→ **Assignment**:
Every line containing the string "network" should be returned from the records.

Items from an interface collection

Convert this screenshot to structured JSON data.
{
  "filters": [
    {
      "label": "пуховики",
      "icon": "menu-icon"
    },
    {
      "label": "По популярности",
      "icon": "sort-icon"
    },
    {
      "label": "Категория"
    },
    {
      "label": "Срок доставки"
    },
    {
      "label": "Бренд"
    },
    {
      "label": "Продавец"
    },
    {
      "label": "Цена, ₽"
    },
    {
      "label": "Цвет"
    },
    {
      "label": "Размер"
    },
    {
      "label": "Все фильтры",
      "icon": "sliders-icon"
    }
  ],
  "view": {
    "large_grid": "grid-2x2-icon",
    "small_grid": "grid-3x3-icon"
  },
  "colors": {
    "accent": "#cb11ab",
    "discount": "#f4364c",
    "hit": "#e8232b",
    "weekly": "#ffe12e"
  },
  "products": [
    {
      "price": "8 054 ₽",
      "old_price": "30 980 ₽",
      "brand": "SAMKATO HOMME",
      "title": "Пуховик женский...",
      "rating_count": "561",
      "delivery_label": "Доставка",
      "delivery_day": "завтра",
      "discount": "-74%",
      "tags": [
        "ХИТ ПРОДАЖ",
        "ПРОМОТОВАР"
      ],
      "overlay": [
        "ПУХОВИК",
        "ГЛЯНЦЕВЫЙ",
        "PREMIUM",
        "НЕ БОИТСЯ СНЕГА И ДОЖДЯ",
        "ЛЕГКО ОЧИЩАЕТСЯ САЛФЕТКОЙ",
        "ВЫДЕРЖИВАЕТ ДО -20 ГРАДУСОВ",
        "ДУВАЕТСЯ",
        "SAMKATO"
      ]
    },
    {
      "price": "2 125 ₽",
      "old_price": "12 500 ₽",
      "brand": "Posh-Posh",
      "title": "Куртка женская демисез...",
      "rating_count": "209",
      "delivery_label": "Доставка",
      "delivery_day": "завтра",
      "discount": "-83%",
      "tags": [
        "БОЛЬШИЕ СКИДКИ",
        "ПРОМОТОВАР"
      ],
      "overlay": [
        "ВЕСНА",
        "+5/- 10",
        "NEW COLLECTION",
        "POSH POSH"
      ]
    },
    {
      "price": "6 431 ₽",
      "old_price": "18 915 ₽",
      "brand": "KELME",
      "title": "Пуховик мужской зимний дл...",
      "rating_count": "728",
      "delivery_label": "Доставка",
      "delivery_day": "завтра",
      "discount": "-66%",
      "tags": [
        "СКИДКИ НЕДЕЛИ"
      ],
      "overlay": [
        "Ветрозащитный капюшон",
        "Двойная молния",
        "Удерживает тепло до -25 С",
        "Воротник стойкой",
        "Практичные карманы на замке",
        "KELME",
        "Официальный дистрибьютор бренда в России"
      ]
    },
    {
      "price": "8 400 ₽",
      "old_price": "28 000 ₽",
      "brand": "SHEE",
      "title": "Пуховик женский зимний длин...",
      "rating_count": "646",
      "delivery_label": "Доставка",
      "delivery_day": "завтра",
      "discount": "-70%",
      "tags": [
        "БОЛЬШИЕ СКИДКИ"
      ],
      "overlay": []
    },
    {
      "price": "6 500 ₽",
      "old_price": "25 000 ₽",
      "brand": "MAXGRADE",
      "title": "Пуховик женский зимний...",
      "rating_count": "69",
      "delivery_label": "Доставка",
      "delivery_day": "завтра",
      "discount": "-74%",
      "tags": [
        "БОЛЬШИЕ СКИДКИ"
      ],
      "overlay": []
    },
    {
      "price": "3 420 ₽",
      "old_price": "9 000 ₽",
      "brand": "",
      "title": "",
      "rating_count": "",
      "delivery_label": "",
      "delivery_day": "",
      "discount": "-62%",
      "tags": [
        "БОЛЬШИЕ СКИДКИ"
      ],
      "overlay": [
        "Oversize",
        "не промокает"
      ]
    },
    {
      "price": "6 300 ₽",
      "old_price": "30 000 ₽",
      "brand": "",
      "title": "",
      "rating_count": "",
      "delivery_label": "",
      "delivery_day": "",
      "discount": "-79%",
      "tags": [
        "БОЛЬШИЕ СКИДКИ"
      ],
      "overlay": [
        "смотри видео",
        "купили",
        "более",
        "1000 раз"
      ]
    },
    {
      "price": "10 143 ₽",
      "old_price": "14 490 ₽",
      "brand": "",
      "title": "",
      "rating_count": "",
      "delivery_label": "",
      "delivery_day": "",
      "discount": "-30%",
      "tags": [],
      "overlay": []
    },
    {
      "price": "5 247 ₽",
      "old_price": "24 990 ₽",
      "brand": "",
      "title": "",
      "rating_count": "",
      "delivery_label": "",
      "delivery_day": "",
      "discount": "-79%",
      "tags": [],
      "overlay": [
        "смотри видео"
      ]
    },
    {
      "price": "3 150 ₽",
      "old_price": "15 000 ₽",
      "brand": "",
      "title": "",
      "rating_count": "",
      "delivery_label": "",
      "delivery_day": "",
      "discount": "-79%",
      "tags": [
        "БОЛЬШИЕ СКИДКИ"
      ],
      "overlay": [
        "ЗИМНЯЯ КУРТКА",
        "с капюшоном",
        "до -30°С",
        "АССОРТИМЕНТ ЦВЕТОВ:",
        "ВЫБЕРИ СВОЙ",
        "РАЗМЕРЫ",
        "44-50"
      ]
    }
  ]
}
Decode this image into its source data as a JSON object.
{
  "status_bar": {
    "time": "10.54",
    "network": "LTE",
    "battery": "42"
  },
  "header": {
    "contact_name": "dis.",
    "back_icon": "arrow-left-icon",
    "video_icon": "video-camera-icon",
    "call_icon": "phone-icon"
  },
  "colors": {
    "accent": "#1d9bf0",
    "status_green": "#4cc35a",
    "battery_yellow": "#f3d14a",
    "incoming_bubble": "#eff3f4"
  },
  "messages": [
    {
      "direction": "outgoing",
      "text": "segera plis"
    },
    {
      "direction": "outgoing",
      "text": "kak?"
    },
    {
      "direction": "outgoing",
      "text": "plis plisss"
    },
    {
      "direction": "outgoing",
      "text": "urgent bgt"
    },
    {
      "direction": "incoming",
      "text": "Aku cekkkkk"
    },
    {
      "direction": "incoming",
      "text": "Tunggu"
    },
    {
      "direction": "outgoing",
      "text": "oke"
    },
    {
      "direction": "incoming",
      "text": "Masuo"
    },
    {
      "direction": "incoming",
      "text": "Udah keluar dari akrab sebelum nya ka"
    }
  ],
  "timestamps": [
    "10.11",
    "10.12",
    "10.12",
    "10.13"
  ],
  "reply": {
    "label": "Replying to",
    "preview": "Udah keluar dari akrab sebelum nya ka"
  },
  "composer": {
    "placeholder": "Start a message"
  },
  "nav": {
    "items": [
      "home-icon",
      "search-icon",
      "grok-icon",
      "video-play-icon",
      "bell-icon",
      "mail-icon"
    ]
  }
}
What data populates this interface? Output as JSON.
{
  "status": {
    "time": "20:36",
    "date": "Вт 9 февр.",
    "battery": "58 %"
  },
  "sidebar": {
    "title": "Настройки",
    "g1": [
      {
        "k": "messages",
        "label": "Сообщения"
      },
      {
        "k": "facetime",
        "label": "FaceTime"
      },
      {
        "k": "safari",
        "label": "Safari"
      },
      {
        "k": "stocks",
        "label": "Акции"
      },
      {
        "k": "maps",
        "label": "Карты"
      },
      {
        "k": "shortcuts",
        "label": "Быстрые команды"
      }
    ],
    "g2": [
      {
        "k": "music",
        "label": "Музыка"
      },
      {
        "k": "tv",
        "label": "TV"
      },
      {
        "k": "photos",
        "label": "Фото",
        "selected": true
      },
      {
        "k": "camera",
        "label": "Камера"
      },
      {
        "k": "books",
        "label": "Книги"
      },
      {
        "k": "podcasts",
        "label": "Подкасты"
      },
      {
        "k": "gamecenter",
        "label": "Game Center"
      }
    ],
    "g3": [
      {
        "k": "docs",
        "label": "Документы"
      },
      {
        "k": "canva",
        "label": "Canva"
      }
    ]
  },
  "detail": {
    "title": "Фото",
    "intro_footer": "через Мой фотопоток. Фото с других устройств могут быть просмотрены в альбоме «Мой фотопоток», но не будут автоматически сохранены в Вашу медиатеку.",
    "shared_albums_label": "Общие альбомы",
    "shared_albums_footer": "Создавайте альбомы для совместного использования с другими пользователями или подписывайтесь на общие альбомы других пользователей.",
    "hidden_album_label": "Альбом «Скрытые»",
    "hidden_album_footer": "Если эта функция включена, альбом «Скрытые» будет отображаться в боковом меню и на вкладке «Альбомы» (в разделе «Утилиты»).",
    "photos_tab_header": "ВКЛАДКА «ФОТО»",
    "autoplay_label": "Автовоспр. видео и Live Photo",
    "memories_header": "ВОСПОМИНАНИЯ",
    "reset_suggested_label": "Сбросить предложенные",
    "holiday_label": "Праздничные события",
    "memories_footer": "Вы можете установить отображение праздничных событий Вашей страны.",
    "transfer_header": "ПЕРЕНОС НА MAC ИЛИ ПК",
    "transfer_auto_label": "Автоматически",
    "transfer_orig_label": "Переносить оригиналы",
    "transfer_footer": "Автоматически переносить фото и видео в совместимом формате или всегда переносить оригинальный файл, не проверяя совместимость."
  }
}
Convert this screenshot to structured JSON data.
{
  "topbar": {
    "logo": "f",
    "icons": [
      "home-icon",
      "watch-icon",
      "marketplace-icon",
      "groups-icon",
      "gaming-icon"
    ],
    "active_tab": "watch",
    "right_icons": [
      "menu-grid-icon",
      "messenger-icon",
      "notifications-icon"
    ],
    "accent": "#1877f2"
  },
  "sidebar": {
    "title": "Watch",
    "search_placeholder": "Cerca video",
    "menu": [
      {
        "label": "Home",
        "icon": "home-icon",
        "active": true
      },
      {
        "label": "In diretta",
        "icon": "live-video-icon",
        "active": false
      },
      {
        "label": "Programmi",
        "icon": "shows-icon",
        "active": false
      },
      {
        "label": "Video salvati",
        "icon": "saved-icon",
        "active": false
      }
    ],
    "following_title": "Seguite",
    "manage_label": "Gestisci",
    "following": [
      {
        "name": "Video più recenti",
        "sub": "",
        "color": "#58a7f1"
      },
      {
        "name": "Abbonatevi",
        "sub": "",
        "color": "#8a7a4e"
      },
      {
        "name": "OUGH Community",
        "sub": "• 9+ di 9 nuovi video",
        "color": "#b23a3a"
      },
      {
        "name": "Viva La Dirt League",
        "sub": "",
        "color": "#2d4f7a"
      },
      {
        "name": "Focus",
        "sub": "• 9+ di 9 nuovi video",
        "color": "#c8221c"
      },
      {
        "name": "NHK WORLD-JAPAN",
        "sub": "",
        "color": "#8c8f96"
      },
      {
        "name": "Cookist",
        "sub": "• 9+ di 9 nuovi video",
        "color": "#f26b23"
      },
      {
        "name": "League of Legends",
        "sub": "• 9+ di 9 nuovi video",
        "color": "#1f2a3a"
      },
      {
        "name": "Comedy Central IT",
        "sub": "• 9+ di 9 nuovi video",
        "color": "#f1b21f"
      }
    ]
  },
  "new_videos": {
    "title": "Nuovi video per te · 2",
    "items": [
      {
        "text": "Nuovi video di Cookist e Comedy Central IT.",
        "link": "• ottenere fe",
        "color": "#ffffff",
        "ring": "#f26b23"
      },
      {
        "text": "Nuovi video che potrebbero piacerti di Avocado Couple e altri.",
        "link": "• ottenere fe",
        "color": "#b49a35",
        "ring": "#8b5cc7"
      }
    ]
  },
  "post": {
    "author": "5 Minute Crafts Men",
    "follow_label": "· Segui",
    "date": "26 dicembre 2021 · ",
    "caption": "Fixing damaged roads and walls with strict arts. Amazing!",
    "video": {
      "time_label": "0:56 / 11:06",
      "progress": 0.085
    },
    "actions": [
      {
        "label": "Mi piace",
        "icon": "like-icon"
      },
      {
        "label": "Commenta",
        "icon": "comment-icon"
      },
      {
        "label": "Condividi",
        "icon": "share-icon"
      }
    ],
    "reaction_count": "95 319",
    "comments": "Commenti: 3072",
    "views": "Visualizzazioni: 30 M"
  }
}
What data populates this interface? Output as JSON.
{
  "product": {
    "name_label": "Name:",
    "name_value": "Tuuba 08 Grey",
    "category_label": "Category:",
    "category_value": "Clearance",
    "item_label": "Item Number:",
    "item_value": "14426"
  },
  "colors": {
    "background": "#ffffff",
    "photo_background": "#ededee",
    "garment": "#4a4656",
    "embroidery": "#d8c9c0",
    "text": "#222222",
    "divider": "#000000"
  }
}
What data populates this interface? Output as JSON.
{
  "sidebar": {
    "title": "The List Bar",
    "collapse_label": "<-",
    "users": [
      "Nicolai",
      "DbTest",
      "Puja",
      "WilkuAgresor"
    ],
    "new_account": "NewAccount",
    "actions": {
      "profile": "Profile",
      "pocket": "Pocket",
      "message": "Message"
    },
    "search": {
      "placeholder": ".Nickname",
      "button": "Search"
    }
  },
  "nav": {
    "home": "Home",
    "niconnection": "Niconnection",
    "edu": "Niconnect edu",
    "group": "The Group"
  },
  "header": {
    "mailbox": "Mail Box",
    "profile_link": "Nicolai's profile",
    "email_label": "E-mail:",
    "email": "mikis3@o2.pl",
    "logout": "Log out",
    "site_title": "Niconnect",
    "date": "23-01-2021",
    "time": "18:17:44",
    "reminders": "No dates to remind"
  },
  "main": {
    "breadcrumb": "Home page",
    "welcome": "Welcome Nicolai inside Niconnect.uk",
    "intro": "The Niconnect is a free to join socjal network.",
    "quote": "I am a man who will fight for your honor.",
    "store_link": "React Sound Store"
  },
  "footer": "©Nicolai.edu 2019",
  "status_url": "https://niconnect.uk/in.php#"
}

→ **Problem solution**:
    "network": "LTE",
    "intro": "The Niconnect is a free to join socjal network.",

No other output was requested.